Ocean Inspiration Mosaic - NB
Ocean Inspiration

Above is the remnants of a seascape that went wrong! So I decided to cut it up into abstract squares and glued them to a piece of cartridge paper. Carefully arranged, these abstract squares look lovely together and I find them inspirational. Straight away I noticed how lovely the colours are that I used – Daniel Smith’s Ultramarine Turquoise, Prussian Blue and touches of Indigo. So as a complete seascape this didn’t make the grade but as small abstract pieces of inspirational art they work really well!

Watercolour

An Atlantic View

An Atlantic View - NB
An Atlantic View

A watercolour seascape sketch ~ large waves rolling in on to the sea shore on Cornwall’s Atlantic coastline…

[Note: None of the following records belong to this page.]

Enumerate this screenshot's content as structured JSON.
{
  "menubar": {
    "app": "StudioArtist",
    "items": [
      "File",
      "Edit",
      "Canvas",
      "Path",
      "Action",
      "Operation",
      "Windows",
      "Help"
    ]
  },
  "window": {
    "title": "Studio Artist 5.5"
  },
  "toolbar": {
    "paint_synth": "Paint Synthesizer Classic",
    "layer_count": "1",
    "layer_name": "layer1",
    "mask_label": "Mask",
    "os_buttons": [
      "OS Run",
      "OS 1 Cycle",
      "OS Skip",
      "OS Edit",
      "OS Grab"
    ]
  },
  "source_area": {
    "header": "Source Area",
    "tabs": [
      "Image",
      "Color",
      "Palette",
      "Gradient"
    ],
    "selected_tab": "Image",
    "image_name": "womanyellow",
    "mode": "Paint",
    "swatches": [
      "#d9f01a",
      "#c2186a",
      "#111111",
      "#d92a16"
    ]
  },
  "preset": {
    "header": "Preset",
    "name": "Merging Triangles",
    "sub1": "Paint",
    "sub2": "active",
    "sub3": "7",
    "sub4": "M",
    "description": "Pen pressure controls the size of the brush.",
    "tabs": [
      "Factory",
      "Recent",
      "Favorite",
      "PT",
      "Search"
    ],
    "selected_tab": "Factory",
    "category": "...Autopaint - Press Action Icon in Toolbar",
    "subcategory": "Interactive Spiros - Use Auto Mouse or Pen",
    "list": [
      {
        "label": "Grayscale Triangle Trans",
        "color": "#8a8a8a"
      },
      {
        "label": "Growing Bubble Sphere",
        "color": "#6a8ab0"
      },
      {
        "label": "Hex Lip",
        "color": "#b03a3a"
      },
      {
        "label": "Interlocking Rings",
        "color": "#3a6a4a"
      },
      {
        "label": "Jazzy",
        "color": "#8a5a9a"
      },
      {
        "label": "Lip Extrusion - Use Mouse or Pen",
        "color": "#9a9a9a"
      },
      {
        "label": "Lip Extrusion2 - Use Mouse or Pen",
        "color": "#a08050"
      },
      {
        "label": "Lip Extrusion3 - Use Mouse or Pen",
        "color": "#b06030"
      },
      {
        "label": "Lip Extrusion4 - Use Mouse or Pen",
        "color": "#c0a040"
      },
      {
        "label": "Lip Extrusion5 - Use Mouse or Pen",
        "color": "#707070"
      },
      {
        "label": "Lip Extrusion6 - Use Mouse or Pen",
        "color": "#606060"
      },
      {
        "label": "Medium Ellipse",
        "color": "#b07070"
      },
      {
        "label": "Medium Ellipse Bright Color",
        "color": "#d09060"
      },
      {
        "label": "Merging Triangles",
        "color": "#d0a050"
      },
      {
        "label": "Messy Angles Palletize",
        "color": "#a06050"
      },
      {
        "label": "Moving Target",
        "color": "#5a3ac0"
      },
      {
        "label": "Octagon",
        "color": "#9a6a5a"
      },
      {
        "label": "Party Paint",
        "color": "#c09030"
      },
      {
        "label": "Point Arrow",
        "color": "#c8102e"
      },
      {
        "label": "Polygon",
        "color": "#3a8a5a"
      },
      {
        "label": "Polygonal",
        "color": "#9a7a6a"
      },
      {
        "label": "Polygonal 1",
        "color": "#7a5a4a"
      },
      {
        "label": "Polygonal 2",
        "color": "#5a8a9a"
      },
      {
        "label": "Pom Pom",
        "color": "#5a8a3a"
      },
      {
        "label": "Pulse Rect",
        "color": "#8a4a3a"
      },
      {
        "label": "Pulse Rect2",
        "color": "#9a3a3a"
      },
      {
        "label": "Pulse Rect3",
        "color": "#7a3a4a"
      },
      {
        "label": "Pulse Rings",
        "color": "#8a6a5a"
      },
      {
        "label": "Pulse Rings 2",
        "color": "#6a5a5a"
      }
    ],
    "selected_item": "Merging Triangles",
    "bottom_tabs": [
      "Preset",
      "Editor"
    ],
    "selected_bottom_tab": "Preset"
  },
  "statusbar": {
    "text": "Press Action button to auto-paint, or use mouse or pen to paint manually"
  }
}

In this seascape I was practicing painting waves assisted by carefully created back-runs. It was partially successful – I need to practice it more. The tricky bit is to make sure I reserve white enough paper for the waves first and then create the back-runs by adding the just right amount of clean water with a clean brush in just the right places at the right time and tilt the paper if necessary to ensure the water runs in the right direction.

The sky was painted using Ultramarine Blue and Raw Sienna. The grey was created by mixing the two colours in the palette first. The ocean was painted mostly with Prussian Blue along with Manganese Blue Hue, Cobalt Teal Blue and Cascade Green. The little bit of sand at the bottom was painted with Buff Titanium. The horizon is a little wonky but then it is only a practice sketch so I’m not going to worry about that…

My seascape measures 19 cm x 29 cm and was painted on Arches 140 lb cold pressed paper (100% cotton). This was some very enjoyable watercolour practice…

Watercolour

Making Waves…

Making Waves - NB

This started out as a colour exercise from a Jean Haines book but it didn’t turn out right. So I just tossed it to one side and started something else. A while later I went back to it and decided maybe I could do something with it…

So I carefully lifted out an area of colour. I added clean water with a clean brush to the area and carefully dabbed of the paint off with a screwed up clean paper towel. No scrubbing! I did this about three times till most of the colour had gone. Then I used my new “white” area to turn a failed exercise into a seascape sketch. I like my crashing wave. When I look at this I can imagine myself stood on the beach, with the wind and sea spray blowing in my face, listening to the sound of the crashing waves…